Published on Feb 24, 2019
The Hawaii-based James Clerk Maxwell Telescope (JCMT) has discovered a stellar flare 10 billion times more powerful than the Sun's solar flares, a history-making discovery that could unlock decades-old questions about the origin of our own Sun and planets, giving insight into how these celestial bodies were born. The flare is thought to be caused by a disruption in an intense magnetic field actively funneling material onto a young, growing star as it gains mass from its surroundings. The event occurred in one of the nearest star-forming regions to the Earth, the Orion Nebula.The flare was observed on a very young star called JW 566, about 1,269 light-years away in the Orion Nebula. Read more at: https://phys.org/news/2019-02-james-c... https://earthsky.org/space/solar-flar... https://www.sciencealert.com/a-nearby... The study has been published in The Astrophysical Journal. https://iopscience.iop.org/article/10... Believed to be the cosmic fire of creation by the Maya of Mesoamerica, M42 blazes brightly in the constellation Orion. Popularly called the Orion Nebula, this stellar nursery has been known to many different cultures throughout human history.

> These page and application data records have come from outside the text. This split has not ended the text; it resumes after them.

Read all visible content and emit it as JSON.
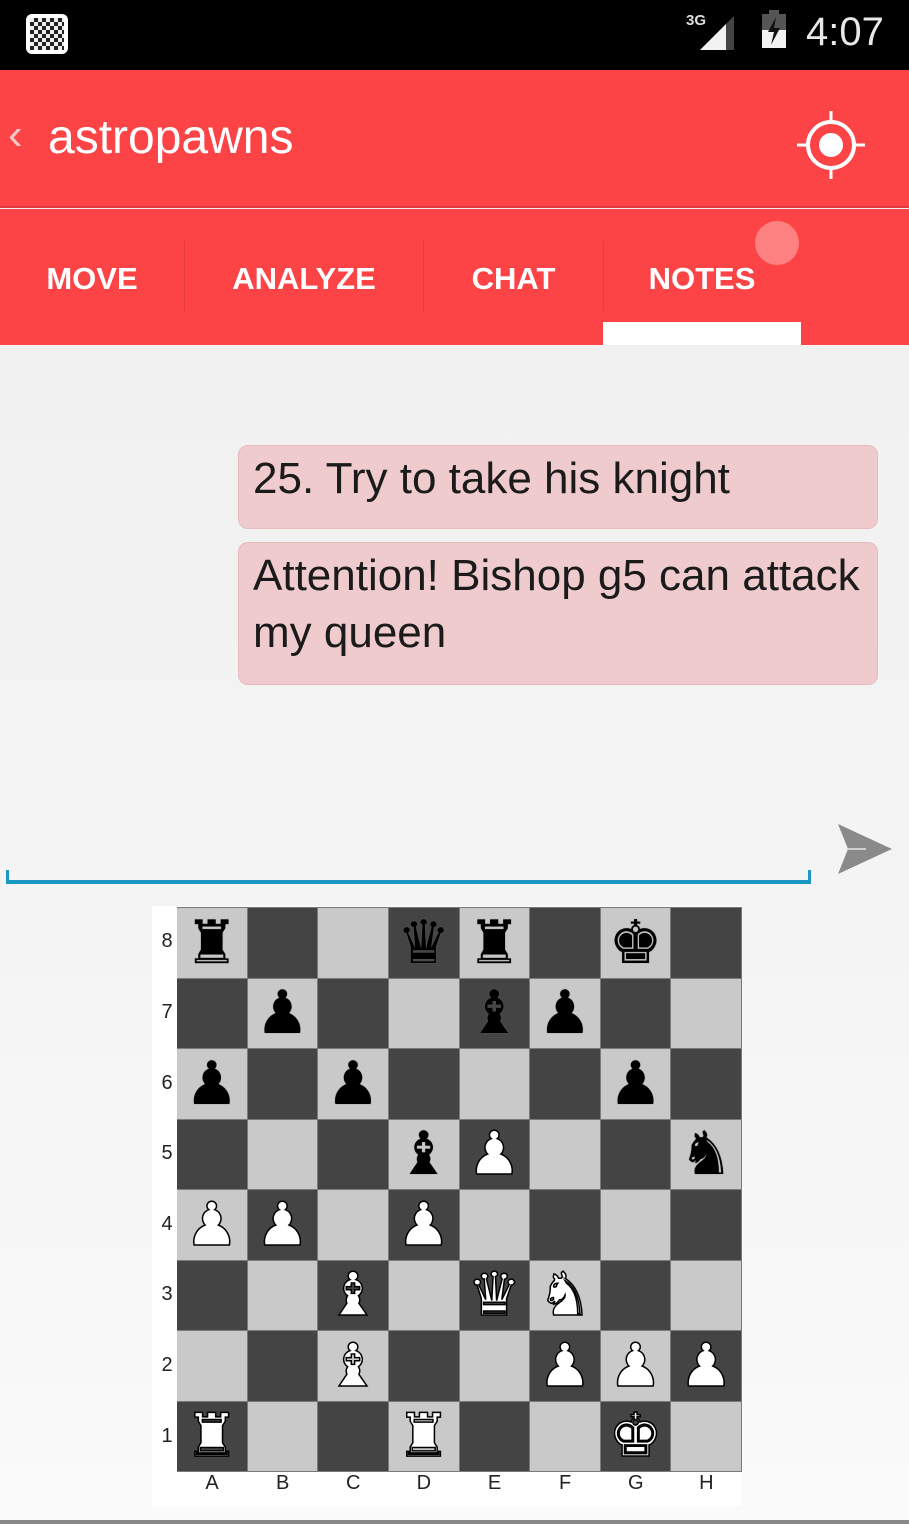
{
  "status_bar": {
    "app_icon": "chessboard-icon",
    "network": "3G",
    "signal_icon": "signal-icon",
    "battery_icon": "battery-charging-icon",
    "time": "4:07"
  },
  "app_bar": {
    "back_icon": "‹",
    "title": "astropawns",
    "action_icon": "target-icon",
    "color": "#fc4446"
  },
  "tabs": [
    {
      "label": "MOVE",
      "active": false
    },
    {
      "label": "ANALYZE",
      "active": false
    },
    {
      "label": "CHAT",
      "active": false
    },
    {
      "label": "NOTES",
      "active": true,
      "badge": true
    }
  ],
  "notes": [
    {
      "text": "25. Try to take his knight"
    },
    {
      "text": "Attention! Bishop g5 can attack my queen"
    }
  ],
  "note_input": {
    "value": "",
    "placeholder": "",
    "send_icon": "send-icon"
  },
  "board": {
    "ranks": [
      "8",
      "7",
      "6",
      "5",
      "4",
      "3",
      "2",
      "1"
    ],
    "files": [
      "A",
      "B",
      "C",
      "D",
      "E",
      "F",
      "G",
      "H"
    ],
    "rows": [
      [
        "r",
        "",
        "",
        "q",
        "r",
        "",
        "k",
        ""
      ],
      [
        "",
        "p",
        "",
        "",
        "b",
        "p",
        "",
        ""
      ],
      [
        "p",
        "",
        "p",
        "",
        "",
        "",
        "p",
        ""
      ],
      [
        "",
        "",
        "",
        "b",
        "P",
        "",
        "",
        "n"
      ],
      [
        "P",
        "P",
        "",
        "P",
        "",
        "",
        "",
        ""
      ],
      [
        "",
        "",
        "B",
        "",
        "Q",
        "N",
        "",
        ""
      ],
      [
        "",
        "",
        "B",
        "",
        "",
        "P",
        "P",
        "P"
      ],
      [
        "R",
        "",
        "",
        "R",
        "",
        "",
        "K",
        ""
      ]
    ],
    "light_color": "#c9c9c9",
    "dark_color": "#444444"
  }
}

The nebula is only 1,500 light-years away, making it the closest large star-forming region to Earth and giving it a relatively bright apparent magnitude of 4. Because of its brightness and prominent location just below Orion’s belt, M42 can be spotted with the naked eye, while offering an excellent peek at stellar birth for those with telescopes. It is best observed during January. https://www.nasa.gov/feature/goddard/...